| Task requirements |
Within the data below, find the string "scale" and return each line where it occurs.

| Collected data entries |

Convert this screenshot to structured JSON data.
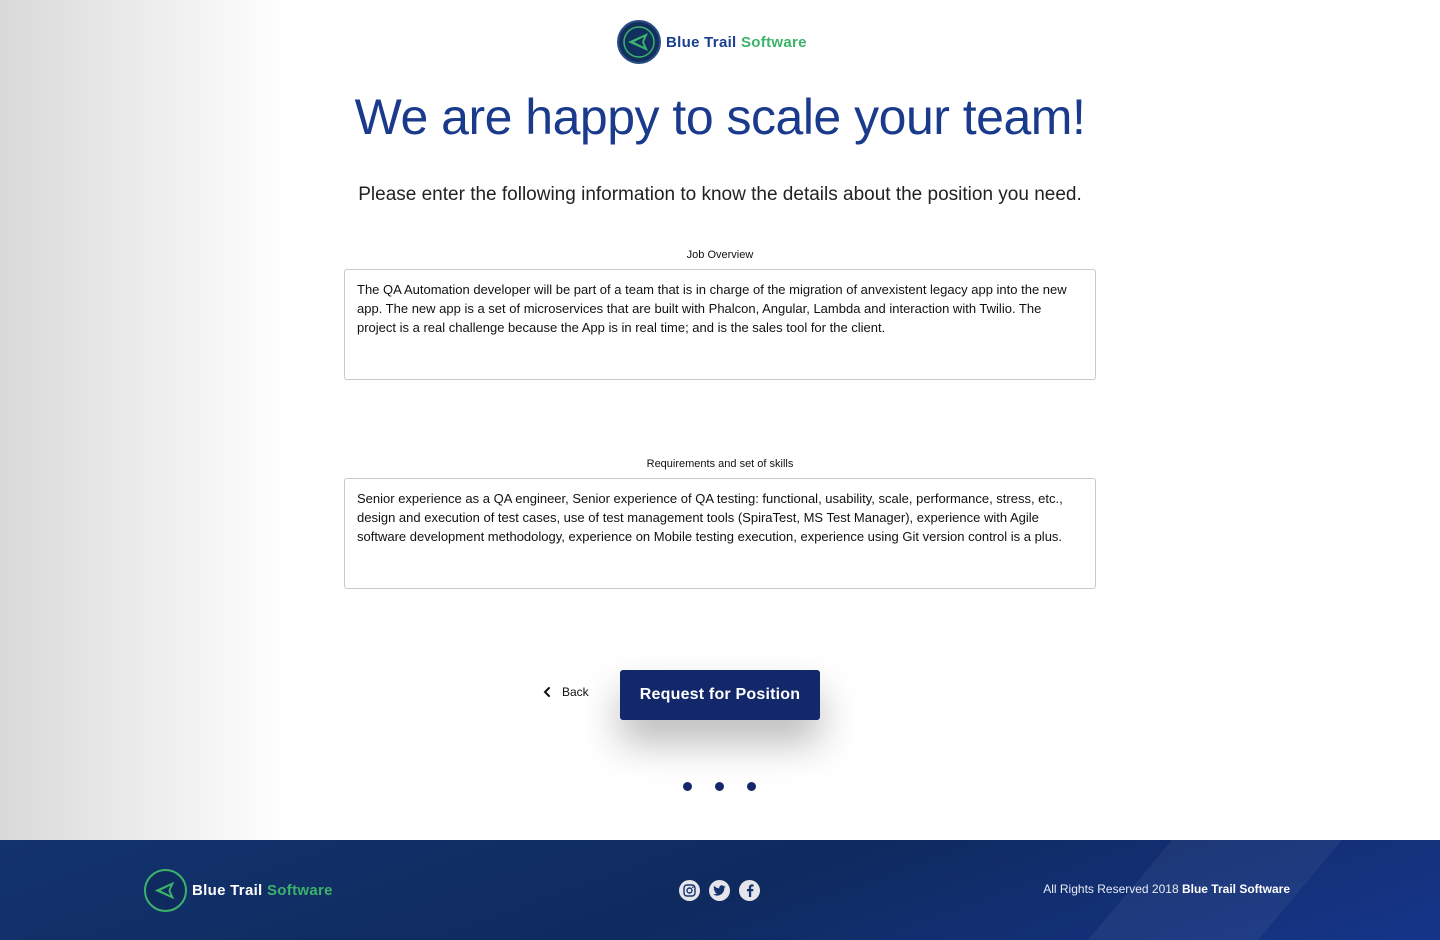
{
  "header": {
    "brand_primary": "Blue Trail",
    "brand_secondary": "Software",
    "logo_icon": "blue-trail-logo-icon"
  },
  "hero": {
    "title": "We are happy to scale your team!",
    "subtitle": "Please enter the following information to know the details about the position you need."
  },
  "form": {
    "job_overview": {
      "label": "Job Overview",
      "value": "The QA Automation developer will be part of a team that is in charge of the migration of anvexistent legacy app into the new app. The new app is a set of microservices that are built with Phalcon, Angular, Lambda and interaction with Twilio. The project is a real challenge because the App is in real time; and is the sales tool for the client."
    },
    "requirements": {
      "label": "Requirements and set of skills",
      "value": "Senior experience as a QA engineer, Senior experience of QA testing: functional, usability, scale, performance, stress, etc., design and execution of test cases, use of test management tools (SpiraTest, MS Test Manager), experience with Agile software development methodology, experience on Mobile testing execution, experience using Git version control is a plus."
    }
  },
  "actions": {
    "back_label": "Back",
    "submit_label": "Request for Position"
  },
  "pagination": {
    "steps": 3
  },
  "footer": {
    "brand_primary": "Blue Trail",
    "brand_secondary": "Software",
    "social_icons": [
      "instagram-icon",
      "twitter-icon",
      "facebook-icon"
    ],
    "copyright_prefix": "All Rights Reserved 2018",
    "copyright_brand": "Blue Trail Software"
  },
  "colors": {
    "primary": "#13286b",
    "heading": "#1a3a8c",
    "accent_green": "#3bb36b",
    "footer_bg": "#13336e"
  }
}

| Answer section |
    "title": "We are happy to scale your team!",
      "value": "Senior experience as a QA engineer, Senior experience of QA testing: functional, usability, scale, performance, stress, etc., design and execution of test cases, use of test management tools (SpiraTest, MS Test Manager), experience with Agile software development methodology, experience on Mobile testing execution, experience using Git version control is a plus."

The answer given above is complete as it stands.